I live in the UK in the county of Hertfordshire where I write whenever I find the time. I am the moderator of an online children’s writer critique group and help mentor other writers. I have some of the most awesome hobbies, which include building rockets and telescopes, and I’ve played in quite a few rock bands in my younger days. I was convinced I was going to be a rock star.

Working with young children running a Brownie pack is what inspired me the most to start writing children’s novels, and I have never looked back since. My journey through the world of the writing community has been the most amazing journey I’ve ever undertaken. Writing for children is my passion. I love their sense of humour, their imagination, and most of all, their endearing innocence.

Book Review

Reviewed by Patricia Reding for Readers' Favorite

In The Wrath of Siren by Kurt Chambers, part two of the Truth Teller Series, readers find Charlotte, the Truth Teller, back home with her family, believing her memories of the other realm and of her friend there, Elderfield, to be but dreams. But when the elf, Goffer, provides Elderfield with a pendant that acts as another Gateway between the worlds, Elderfield determines he must warn Charlotte not to revisit his world: the Dark Druid, Siren, is on the move. As luck would have it, upon returning to his realm, Elderfield loses his Gateway. Tragic events follow, the consequences of which are that Elderfield’s Gateway winds up in Siren’s hands. Following the Dark Druid’s visit to Charlotte’s world, he believes he has incapacitated the Truth Teller, making it possible for him to wage a successful war back home. When he attacks the Stronghold, using an army of trolls and the winged beasts known as terrorhawks, inhabitants have little hope for survival. Will Charlotte, the only one capable of stopping Siren, arrive in time? And if she does, will she be able to access the power she will require to save the realm?

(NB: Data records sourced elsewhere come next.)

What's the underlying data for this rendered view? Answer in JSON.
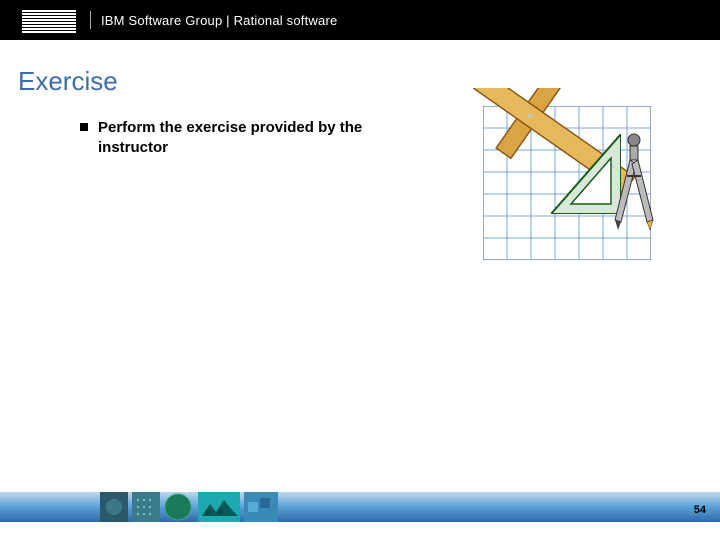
{
  "header": {
    "group_text": "IBM Software Group | Rational software",
    "logo_label": "IBM"
  },
  "title": "Exercise",
  "bullets": [
    "Perform the exercise provided by the instructor"
  ],
  "illustration_alt": "Drafting tools: graph paper, T-square, triangle, compass",
  "page_number": "54"
}
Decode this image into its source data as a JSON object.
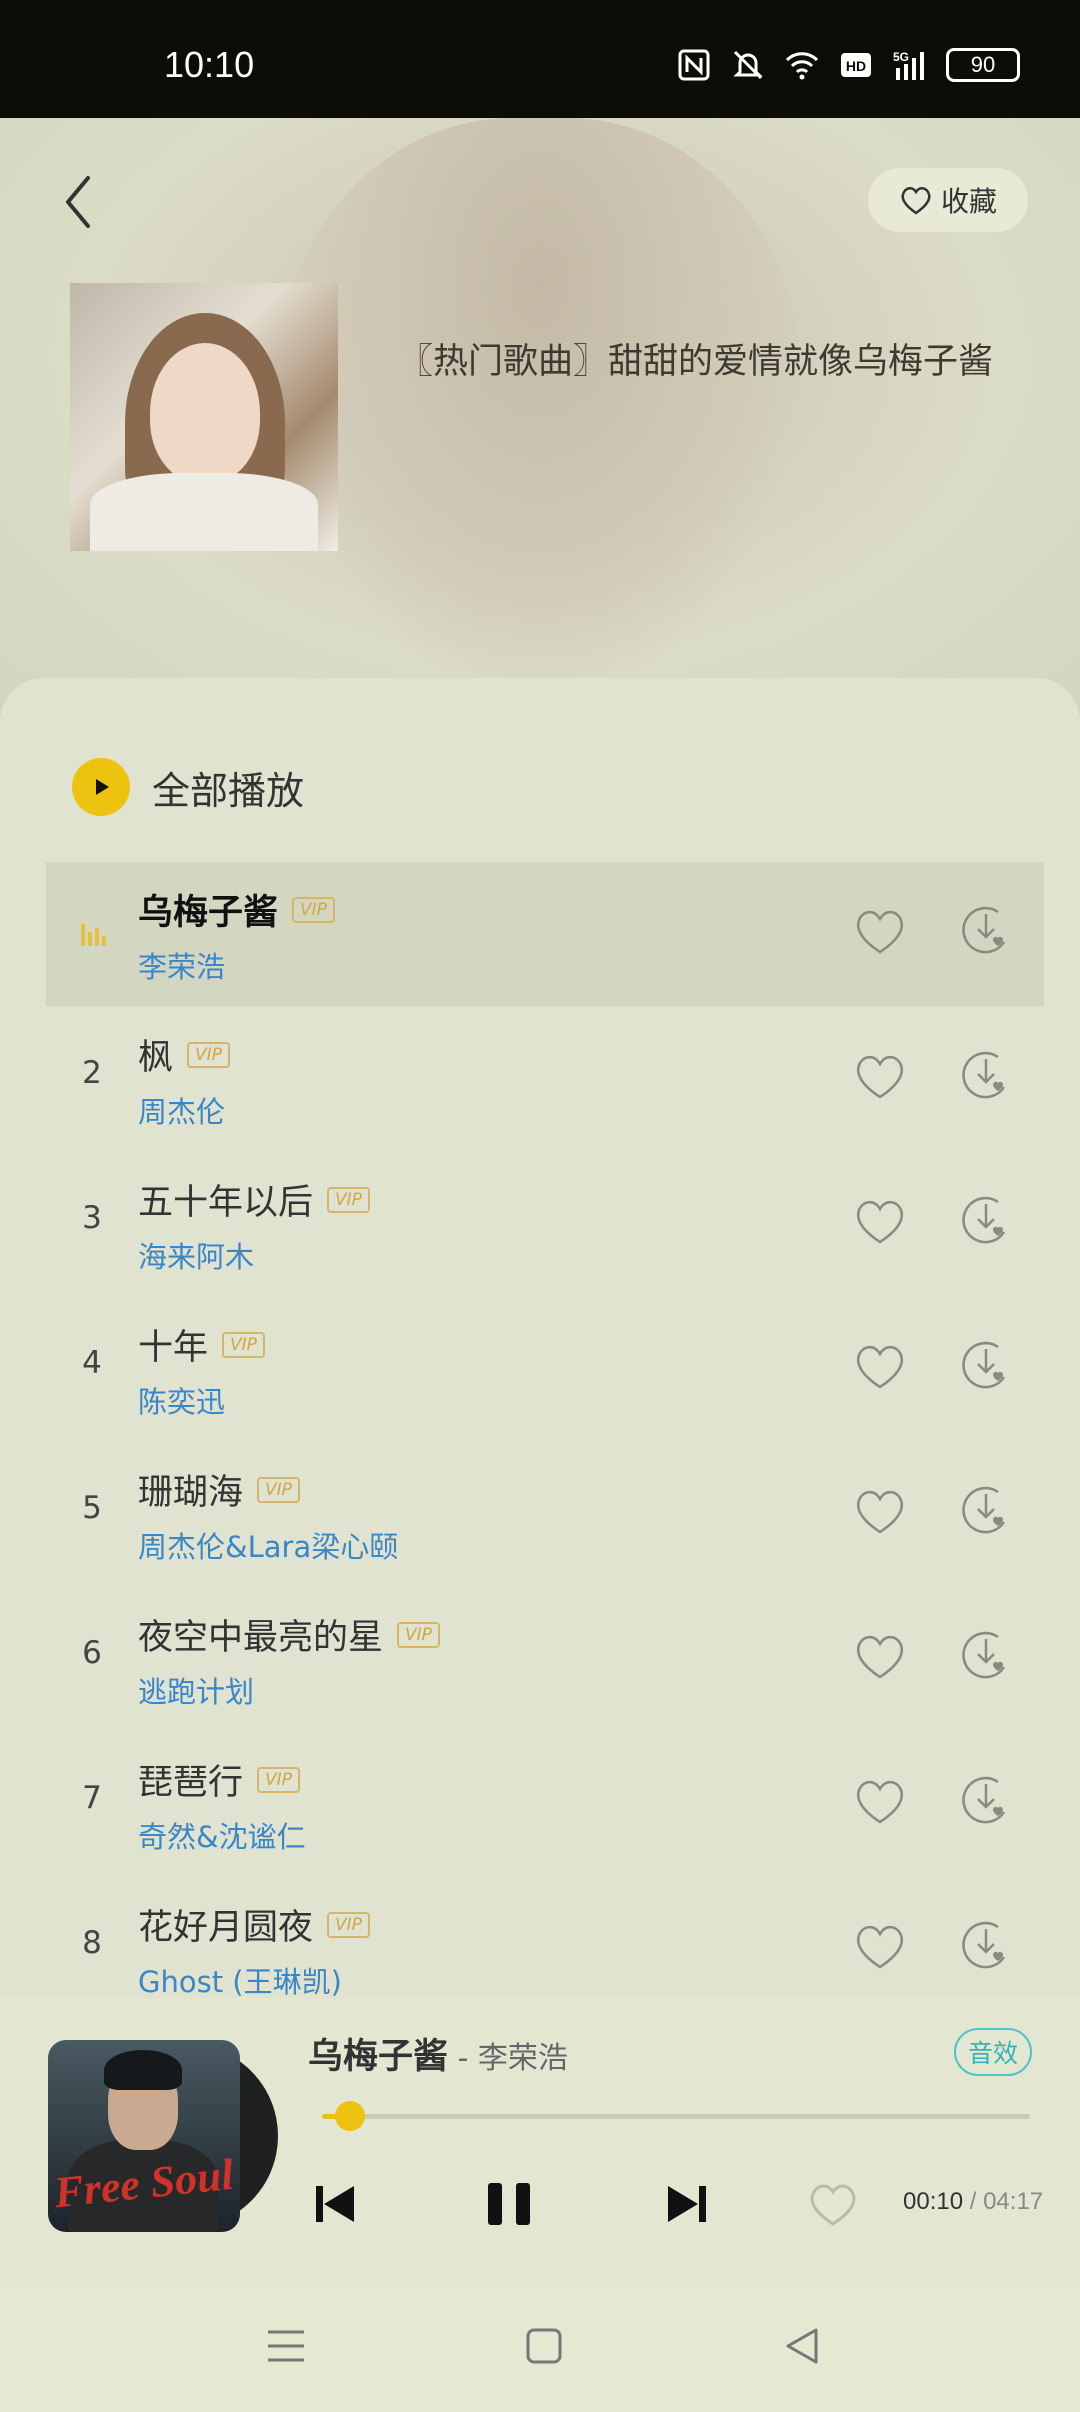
{
  "status_bar": {
    "time": "10:10",
    "battery": "90"
  },
  "header": {
    "fav_label": "收藏",
    "playlist_title": "〖热门歌曲〗甜甜的爱情就像乌梅子酱"
  },
  "play_all_label": "全部播放",
  "vip_label": "VIP",
  "songs": [
    {
      "num": "",
      "title": "乌梅子酱",
      "artist": "李荣浩",
      "playing": true
    },
    {
      "num": "2",
      "title": "枫",
      "artist": "周杰伦"
    },
    {
      "num": "3",
      "title": "五十年以后",
      "artist": "海来阿木"
    },
    {
      "num": "4",
      "title": "十年",
      "artist": "陈奕迅"
    },
    {
      "num": "5",
      "title": "珊瑚海",
      "artist": "周杰伦&Lara梁心颐"
    },
    {
      "num": "6",
      "title": "夜空中最亮的星",
      "artist": "逃跑计划"
    },
    {
      "num": "7",
      "title": "琵琶行",
      "artist": "奇然&沈谧仁"
    },
    {
      "num": "8",
      "title": "花好月圆夜",
      "artist": "Ghost (王琳凯)"
    }
  ],
  "player": {
    "title": "乌梅子酱",
    "artist_sep": " - 李荣浩",
    "sfx_label": "音效",
    "art_text": "Free Soul",
    "current_time": "00:10",
    "time_sep": " / ",
    "duration": "04:17",
    "progress": 0.04
  },
  "colors": {
    "accent": "#eec30f",
    "artist_link": "#3a86c8",
    "sfx": "#2fb4bc"
  }
}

Kurt Chambers provides young readers with a decidedly “grown up” story. By that I mean that his writing is solid and his word choices are meaningful. Too often, stories for young readers lack these things, succumbing to the use of slang and allowing the rules of grammar to go by the wayside. Not so with Chambers. Young readers also will experience a bit of the terror and violence typical of a more grown up story, yet the author does not dally with these issues, nor is he too graphic. Rather, he uses them to add credibility to his tale. Chambers develops characters that middle-graders are likely to identify with or to fear, as the case may be. Along the way, they will learn the value of friendship, the worth of heroes, and the importance of discovering that sometimes those different from them in some ways might also be like them in others, as the search for freedom and goodness is largely a universal one.